December 7, 2017
WASHINGTON—U.S. Sen. Mike Rounds (R-S.D.) issued the following statement after voting no on the Continuing Resolution to fund the federal government through December 22, 2017:
“The hasn’t worked in more than four decades. I have been a vocal critic of the current system, which largely rubber-stamps federal spending with very little debate or discussion. This year, working within this broken system, we gave negotiators extra time to work out a compromise on spending. Now we are one day from their extended deadline and yet no closer to a deal than they were three months ago. So they are asking for more time to negotiate, with a new deadline just before the holidays, hoping it will add pressure for Members to accept conditions they may otherwise disagree with. This is not good policy.
“A number of us have worked on proposals to modify our current budget ‘process’ – a term I use loosely – so that we can actually do the work we were sent here to do: make informed policy decisions and make certain the federal government is being a responsible steward of taxpayer dollars.
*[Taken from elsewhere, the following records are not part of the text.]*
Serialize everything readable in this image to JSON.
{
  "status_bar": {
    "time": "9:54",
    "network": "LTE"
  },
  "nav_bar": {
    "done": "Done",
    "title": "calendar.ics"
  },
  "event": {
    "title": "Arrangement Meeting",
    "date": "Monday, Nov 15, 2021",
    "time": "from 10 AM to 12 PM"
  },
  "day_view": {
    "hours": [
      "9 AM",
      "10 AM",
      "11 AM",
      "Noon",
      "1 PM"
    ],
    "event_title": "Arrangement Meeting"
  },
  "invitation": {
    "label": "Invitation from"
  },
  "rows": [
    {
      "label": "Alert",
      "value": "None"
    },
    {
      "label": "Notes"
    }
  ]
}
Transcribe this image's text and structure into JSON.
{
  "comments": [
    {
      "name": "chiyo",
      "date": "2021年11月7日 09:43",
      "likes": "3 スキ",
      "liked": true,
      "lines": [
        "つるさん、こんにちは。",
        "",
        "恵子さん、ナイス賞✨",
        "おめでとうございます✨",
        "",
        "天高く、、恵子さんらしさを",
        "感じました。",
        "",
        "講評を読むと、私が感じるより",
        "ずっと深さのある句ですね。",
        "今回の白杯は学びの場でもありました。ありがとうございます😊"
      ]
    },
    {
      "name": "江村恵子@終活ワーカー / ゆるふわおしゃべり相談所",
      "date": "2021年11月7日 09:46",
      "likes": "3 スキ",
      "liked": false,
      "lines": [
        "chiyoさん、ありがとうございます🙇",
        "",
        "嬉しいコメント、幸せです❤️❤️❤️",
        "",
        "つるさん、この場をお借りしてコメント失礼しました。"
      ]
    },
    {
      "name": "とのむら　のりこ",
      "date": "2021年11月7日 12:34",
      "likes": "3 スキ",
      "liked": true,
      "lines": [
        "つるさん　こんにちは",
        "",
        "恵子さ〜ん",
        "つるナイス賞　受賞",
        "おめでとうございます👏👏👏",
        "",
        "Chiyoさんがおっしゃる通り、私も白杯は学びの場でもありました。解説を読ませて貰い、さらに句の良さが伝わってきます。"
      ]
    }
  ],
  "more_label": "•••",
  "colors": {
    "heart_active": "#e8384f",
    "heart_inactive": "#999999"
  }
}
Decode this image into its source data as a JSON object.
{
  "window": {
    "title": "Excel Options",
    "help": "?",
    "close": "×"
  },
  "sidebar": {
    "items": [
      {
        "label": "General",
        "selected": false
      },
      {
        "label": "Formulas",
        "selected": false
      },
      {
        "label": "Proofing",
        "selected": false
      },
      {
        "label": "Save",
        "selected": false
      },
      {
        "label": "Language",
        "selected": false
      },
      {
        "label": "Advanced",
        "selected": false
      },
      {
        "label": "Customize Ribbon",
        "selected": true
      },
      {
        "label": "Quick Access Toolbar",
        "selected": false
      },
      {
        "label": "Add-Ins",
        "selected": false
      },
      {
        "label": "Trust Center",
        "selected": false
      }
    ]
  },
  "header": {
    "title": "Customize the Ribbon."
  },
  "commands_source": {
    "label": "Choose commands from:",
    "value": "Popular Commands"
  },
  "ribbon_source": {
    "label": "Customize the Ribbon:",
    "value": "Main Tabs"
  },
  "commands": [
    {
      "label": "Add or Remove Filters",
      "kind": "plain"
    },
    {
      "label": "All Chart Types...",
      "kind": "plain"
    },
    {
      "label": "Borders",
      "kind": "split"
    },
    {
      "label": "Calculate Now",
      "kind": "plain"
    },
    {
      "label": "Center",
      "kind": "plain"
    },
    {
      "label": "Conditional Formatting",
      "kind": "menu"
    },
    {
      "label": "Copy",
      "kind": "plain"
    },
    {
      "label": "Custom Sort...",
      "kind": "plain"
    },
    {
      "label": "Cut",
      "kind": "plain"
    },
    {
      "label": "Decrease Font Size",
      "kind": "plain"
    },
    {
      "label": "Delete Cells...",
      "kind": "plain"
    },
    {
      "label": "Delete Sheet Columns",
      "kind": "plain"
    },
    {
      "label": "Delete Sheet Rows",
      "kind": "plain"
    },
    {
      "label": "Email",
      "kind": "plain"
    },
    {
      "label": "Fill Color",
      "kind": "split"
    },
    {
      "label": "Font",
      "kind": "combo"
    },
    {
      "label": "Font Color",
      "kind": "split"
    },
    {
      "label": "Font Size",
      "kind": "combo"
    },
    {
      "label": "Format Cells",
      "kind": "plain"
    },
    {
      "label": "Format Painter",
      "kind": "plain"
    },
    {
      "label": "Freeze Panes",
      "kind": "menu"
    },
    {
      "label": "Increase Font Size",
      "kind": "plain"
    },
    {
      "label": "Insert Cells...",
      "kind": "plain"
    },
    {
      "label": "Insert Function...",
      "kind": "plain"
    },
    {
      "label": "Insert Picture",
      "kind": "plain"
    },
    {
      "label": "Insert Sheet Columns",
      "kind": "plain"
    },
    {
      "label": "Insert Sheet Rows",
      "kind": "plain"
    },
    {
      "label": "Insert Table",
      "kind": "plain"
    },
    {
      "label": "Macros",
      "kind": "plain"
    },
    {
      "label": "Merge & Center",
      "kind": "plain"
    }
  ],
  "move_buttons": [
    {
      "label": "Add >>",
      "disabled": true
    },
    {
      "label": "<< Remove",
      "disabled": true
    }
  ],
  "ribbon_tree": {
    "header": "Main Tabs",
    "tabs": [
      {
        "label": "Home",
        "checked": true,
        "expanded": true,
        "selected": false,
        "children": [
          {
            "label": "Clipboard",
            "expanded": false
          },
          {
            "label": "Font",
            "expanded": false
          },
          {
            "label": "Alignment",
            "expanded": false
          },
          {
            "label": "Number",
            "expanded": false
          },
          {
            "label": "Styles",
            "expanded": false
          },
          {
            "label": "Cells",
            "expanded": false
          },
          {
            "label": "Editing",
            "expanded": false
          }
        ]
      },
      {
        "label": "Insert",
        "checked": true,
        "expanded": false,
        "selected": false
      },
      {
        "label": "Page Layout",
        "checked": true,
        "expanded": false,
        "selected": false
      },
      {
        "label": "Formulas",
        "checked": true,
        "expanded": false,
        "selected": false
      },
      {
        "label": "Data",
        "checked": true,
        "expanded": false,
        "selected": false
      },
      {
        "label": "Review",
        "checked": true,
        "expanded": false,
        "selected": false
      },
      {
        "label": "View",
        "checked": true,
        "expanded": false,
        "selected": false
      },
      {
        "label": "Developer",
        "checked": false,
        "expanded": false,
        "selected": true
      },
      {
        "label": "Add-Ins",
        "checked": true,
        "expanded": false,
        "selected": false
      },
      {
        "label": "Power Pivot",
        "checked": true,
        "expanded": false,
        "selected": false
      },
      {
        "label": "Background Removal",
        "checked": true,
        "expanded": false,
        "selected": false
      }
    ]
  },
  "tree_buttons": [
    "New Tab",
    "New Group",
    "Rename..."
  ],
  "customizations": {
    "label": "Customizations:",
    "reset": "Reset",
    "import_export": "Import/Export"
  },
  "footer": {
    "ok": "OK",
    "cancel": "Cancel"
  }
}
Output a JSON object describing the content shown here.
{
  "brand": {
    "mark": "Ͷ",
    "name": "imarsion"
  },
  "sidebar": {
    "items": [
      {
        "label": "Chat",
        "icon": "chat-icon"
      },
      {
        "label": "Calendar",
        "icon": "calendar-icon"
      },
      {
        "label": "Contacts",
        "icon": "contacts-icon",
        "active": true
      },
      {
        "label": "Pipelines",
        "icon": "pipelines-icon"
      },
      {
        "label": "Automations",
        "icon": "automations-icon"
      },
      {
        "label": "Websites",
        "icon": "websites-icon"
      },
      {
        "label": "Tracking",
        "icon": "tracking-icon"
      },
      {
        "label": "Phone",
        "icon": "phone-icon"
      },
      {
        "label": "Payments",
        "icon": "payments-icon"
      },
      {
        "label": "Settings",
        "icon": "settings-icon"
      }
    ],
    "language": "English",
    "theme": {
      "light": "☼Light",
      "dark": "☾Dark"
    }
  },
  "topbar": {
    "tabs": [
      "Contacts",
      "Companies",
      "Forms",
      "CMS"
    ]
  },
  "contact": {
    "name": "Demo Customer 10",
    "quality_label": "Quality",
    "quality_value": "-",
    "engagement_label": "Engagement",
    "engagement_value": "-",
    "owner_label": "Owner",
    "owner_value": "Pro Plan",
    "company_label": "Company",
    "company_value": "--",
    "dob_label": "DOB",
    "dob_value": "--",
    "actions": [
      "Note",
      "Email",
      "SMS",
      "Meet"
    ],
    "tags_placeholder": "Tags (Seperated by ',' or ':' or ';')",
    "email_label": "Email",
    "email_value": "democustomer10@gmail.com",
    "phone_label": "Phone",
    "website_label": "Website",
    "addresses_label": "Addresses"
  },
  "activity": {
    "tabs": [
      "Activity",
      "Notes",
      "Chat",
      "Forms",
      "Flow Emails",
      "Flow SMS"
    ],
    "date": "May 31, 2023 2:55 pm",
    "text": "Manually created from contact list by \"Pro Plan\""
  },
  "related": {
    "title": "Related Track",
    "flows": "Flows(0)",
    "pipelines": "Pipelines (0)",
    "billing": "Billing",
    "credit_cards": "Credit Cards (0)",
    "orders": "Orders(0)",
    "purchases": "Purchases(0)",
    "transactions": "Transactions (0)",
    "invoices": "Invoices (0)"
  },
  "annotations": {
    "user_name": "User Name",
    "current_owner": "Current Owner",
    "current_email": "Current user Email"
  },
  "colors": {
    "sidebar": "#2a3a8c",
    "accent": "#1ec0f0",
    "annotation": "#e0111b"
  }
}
Yet Congress continues this pattern of passing short-term, stopgap spending bills.
“I cannot, in good conscience, lend my support to this continuing resolution that merely continues federal spending and whose lone policy change could actually end up hurting South Dakota families. If we are ever to get our spending under control, eliminate wasteful programs and provide much-needed stability for our military, we must reject the status quo.
“This practice will not change until more of us send the message that we must either repair this broken system or we get our work done on time. The American people expect no less.
“As a member of the Senate Armed Services Committee, I am concerned about the impact continuing resolutions have on military readiness. Military leaders have repeatedly warned our committee of the dangers that these short-term, stopgap spending bills have on their ability to adequately train, equip and maintain the force. In particular, under continuing resolutions, the Defense Department is restricted from starting new programs which is deeply concerning in today’s rapidly-changing threat environment. An example is the mounting cyber threat to our armed forces and our civilian critical infrastructure. If we are to adequately recover readiness levels that were lost over the last eight years as well as modernize our armed forces in this increasingly dangerous and complex world, we must give them the funding stability and certainty that continuing resolutions fail to provide.”